Ask God for Strength or "Cue the Eagle"
There’s a scene somewhere in the nine hours of the Lord of the Rings films where Gandalf the Grey is about to be killed but is saved at the last minute when an enormous eagle swoops in and carries him away. Something similar happens in one of The Hobbit movies. A bunch of vicious werewolves have the little dude with hairy feet and his bearded dwarf friends trapped in a tree on the edge of a cliff; they’re about to fall when a flock of eagles comes and whisks them away to safety. Keep those pictures in mind, and read this carefully:
"Even the youths shall faint and be weary, And the young men shall utterly fall, But those who wait on the LORD Shall renew their strength; They shall mount up with wings like eagles, They shall run and not be weary, They shall walk and not faint" (Isaiah 40:30-31).
Like Gandalf and his Hobbit friends, as a blood-bought child of the King of kings, you have the right to cue the eagle anytime you are in need. Isaiah said even the youths will be weary and tired and even young men will fall in exhaustion. Young people have more energy than anyone, but Isaiah makes it clear that even they will run out of gas. When our spiritual batteries are running low, all we have to do is wait on the Lord and ask Him for strength. God promises that help will flow in response to such a request. That’s what it means to cue the eagle.

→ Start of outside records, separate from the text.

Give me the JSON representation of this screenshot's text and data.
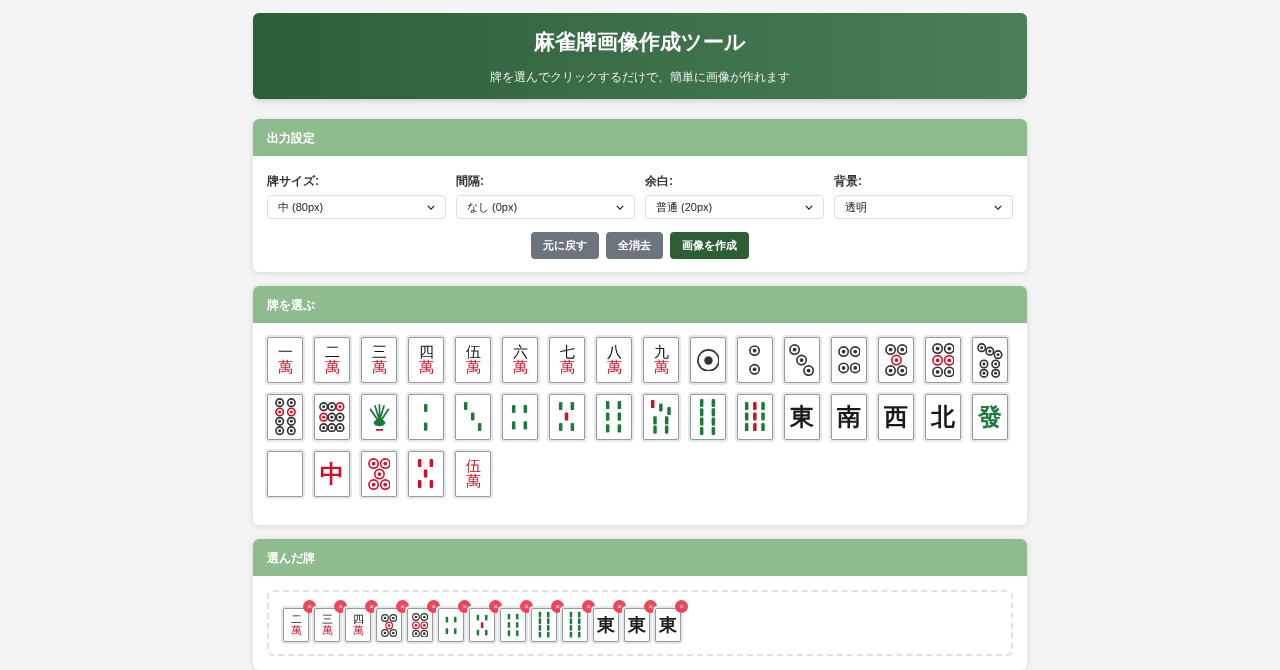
{
  "header": {
    "title": "麻雀牌画像作成ツール",
    "subtitle": "牌を選んでクリックするだけで、簡単に画像が作れます"
  },
  "settings": {
    "title": "出力設定",
    "fields": [
      {
        "label": "牌サイズ:",
        "value": "中 (80px)"
      },
      {
        "label": "間隔:",
        "value": "なし (0px)"
      },
      {
        "label": "余白:",
        "value": "普通 (20px)"
      },
      {
        "label": "背景:",
        "value": "透明"
      }
    ],
    "buttons": [
      {
        "label": "元に戻す",
        "kind": "secondary"
      },
      {
        "label": "全消去",
        "kind": "secondary"
      },
      {
        "label": "画像を作成",
        "kind": "primary"
      }
    ]
  },
  "palette": {
    "title": "牌を選ぶ",
    "tiles": [
      {
        "kind": "man",
        "top": "一",
        "bottom": "萬",
        "red": false
      },
      {
        "kind": "man",
        "top": "二",
        "bottom": "萬",
        "red": false
      },
      {
        "kind": "man",
        "top": "三",
        "bottom": "萬",
        "red": false
      },
      {
        "kind": "man",
        "top": "四",
        "bottom": "萬",
        "red": false
      },
      {
        "kind": "man",
        "top": "伍",
        "bottom": "萬",
        "red": false
      },
      {
        "kind": "man",
        "top": "六",
        "bottom": "萬",
        "red": false
      },
      {
        "kind": "man",
        "top": "七",
        "bottom": "萬",
        "red": false
      },
      {
        "kind": "man",
        "top": "八",
        "bottom": "萬",
        "red": false
      },
      {
        "kind": "man",
        "top": "九",
        "bottom": "萬",
        "red": false
      },
      {
        "kind": "pin1",
        "red": false
      },
      {
        "kind": "pin2",
        "red": false
      },
      {
        "kind": "pin3",
        "red": false
      },
      {
        "kind": "pin4",
        "red": false
      },
      {
        "kind": "pin5",
        "red": false
      },
      {
        "kind": "pin6",
        "red": false
      },
      {
        "kind": "pin7",
        "red": false
      },
      {
        "kind": "pin8",
        "red": false
      },
      {
        "kind": "pin9",
        "red": false
      },
      {
        "kind": "sou1",
        "red": false
      },
      {
        "kind": "sou2",
        "red": false
      },
      {
        "kind": "sou3",
        "red": false
      },
      {
        "kind": "sou4",
        "red": false
      },
      {
        "kind": "sou5",
        "red": false
      },
      {
        "kind": "sou6",
        "red": false
      },
      {
        "kind": "sou7",
        "red": false
      },
      {
        "kind": "sou8",
        "red": false
      },
      {
        "kind": "sou9",
        "red": false
      },
      {
        "kind": "honor",
        "char": "東",
        "color": "#1a1a1a"
      },
      {
        "kind": "honor",
        "char": "南",
        "color": "#1a1a1a"
      },
      {
        "kind": "honor",
        "char": "西",
        "color": "#1a1a1a"
      },
      {
        "kind": "honor",
        "char": "北",
        "color": "#1a1a1a"
      },
      {
        "kind": "honor",
        "char": "發",
        "color": "#1b7a3a"
      },
      {
        "kind": "blank"
      },
      {
        "kind": "honor",
        "char": "中",
        "color": "#d0102a"
      },
      {
        "kind": "pin5",
        "red": true
      },
      {
        "kind": "sou5",
        "red": true
      },
      {
        "kind": "man",
        "top": "伍",
        "bottom": "萬",
        "red": true
      }
    ]
  },
  "selected": {
    "title": "選んだ牌",
    "remove_mark": "×",
    "tiles": [
      {
        "kind": "man",
        "top": "二",
        "bottom": "萬",
        "red": false
      },
      {
        "kind": "man",
        "top": "三",
        "bottom": "萬",
        "red": false
      },
      {
        "kind": "man",
        "top": "四",
        "bottom": "萬",
        "red": false
      },
      {
        "kind": "pin5",
        "red": false
      },
      {
        "kind": "pin6",
        "red": false
      },
      {
        "kind": "sou4",
        "red": false
      },
      {
        "kind": "sou5",
        "red": false
      },
      {
        "kind": "sou6",
        "red": false
      },
      {
        "kind": "sou8",
        "red": false
      },
      {
        "kind": "sou8",
        "red": false
      },
      {
        "kind": "honor",
        "char": "東",
        "color": "#1a1a1a"
      },
      {
        "kind": "honor",
        "char": "東",
        "color": "#1a1a1a"
      },
      {
        "kind": "honor",
        "char": "東",
        "color": "#1a1a1a"
      }
    ]
  }
}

Instead, in times of stress and fatigue, we can turn to other things or distractions instead of reaching out to God. We can grasp for counterfeit sources of strength. But what if we found day-to-day ways of relying on God’s strength? This could catalyze us when we are devoid of strength.

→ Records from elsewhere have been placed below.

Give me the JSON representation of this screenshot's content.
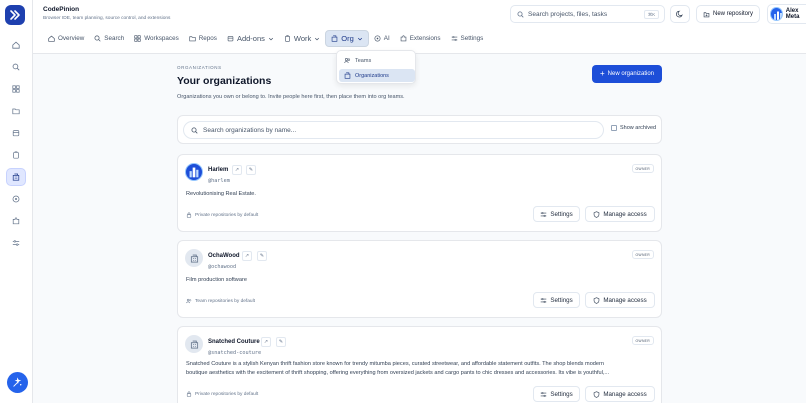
{
  "app": {
    "title": "CodePinion",
    "subtitle": "Browser IDE, team planning, source control, and extensions"
  },
  "header": {
    "search_placeholder": "Search projects, files, tasks",
    "search_shortcut": "⌘K",
    "new_repo_label": "New repository",
    "user_name": "Alex Meta"
  },
  "nav": {
    "items": [
      {
        "label": "Overview",
        "icon": "home-icon"
      },
      {
        "label": "Search",
        "icon": "search-icon"
      },
      {
        "label": "Workspaces",
        "icon": "grid-icon"
      },
      {
        "label": "Repos",
        "icon": "folder-icon"
      },
      {
        "label": "Add-ons",
        "icon": "package-icon"
      },
      {
        "label": "Work",
        "icon": "clipboard-icon"
      },
      {
        "label": "Org",
        "icon": "building-icon"
      },
      {
        "label": "AI",
        "icon": "ai-icon"
      },
      {
        "label": "Extensions",
        "icon": "puzzle-icon"
      },
      {
        "label": "Settings",
        "icon": "sliders-icon"
      }
    ],
    "active": "Org"
  },
  "org_menu": {
    "items": [
      {
        "label": "Teams",
        "icon": "users-icon"
      },
      {
        "label": "Organizations",
        "icon": "building-icon"
      }
    ],
    "active": "Organizations"
  },
  "page": {
    "eyebrow": "ORGANIZATIONS",
    "title": "Your organizations",
    "description": "Organizations you own or belong to. Invite people here first, then place them into org teams.",
    "new_org_label": "New organization"
  },
  "filter": {
    "placeholder": "Search organizations by name...",
    "show_archived_label": "Show archived",
    "show_archived": false
  },
  "orgs": [
    {
      "name": "Harlem",
      "handle": "@harlem",
      "role": "OWNER",
      "description": "Revolutionising Real Estate.",
      "visibility": "Private repositories by default",
      "visibility_icon": "lock-icon",
      "settings_label": "Settings",
      "manage_label": "Manage access"
    },
    {
      "name": "OchaWood",
      "handle": "@ochawood",
      "role": "OWNER",
      "description": "Film production software",
      "visibility": "Team repositories by default",
      "visibility_icon": "users-icon",
      "settings_label": "Settings",
      "manage_label": "Manage access"
    },
    {
      "name": "Snatched Couture",
      "handle": "@snatched-couture",
      "role": "OWNER",
      "description_line1": "Snatched Couture is a stylish Kenyan thrift fashion store known for trendy mitumba pieces, curated streetwear, and affordable statement outfits. The shop blends modern",
      "description_line2": "boutique aesthetics with the excitement of thrift shopping, offering everything from oversized jackets and cargo pants to chic dresses and accessories. Its vibe is youthful,...",
      "visibility": "Private repositories by default",
      "visibility_icon": "lock-icon",
      "settings_label": "Settings",
      "manage_label": "Manage access"
    }
  ],
  "colors": {
    "primary": "#1d4ed8",
    "logo": "#1e40af",
    "active_bg": "#dbe5f3"
  }
}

Train for Your Future Trial
The time to prepare for a marathon is not at the starting line, but long before race day approaches. So it is in your walk with Jesus, you should always train for the trial you’re not yet in. At any given time, we’re either in a trial, coming out of a trial, or coming upon a trial. So before you hit cruise control when life feels easy, remember there are things we can do to prepare ourselves for trials ahead. Undoubtedly, the most important thing we can do is to cultivate our relationship with Jesus.
Read what Jesus had to say about what it means to stay connected to Him:

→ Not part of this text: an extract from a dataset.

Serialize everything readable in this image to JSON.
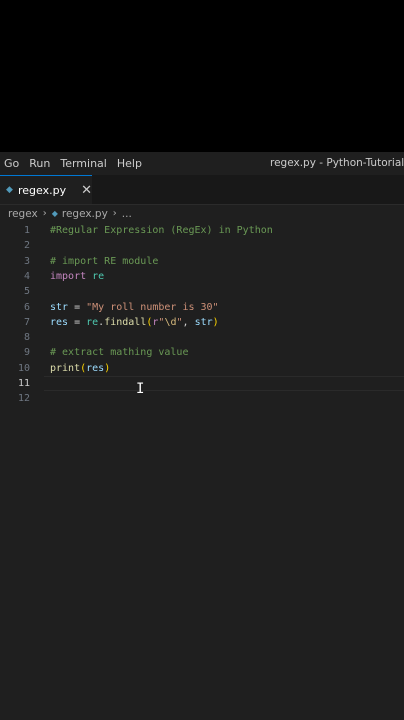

"I am the true vine, and My Father is the vinedresser. Every branch in Me that does not bear fruit He takes away; and every branch that bears fruit He prunes, that it may bear more fruit. You are already clean because of the word which I have spoken to you. Abide in Me, and I in you. As the branch cannot bear fruit of itself, unless it abides in the vine, neither can you, unless you abide in Me. I am the vine, you are the branches. He who abides in Me, and I in him, bears much fruit; for without Me you can do nothing" (John 15:1-5).
Our relationship with Jesus is the most important thing in this life. In times of feast or famine, heartache or joy, success or failure, there’s nothing more valuable than knowing Him. Our degree of joy or lack of it will directly correlate with our level of intimacy with Jesus. Keep in mind, our relationship with Jesus shouldn’t be viewed as some kind of insurance policy for hard times — it doesn’t work that way. But if we invest in our relationship with Him and know Him well, He will be our greatest treasure. In doing so, we’ll be more prepared to face the trials that come our way. The time to go deeper in your relationship with Christ is now.
We can ask Jesus to abide with us, for the here and now. We can pray for a deeper intimacy with Him.
Excerpted and partially adapted from Through the Eyes of a Lion: Facing Impossible Pain, Finding Incredible Power © 2021 Levi Lusko. Published by Lifeway Press.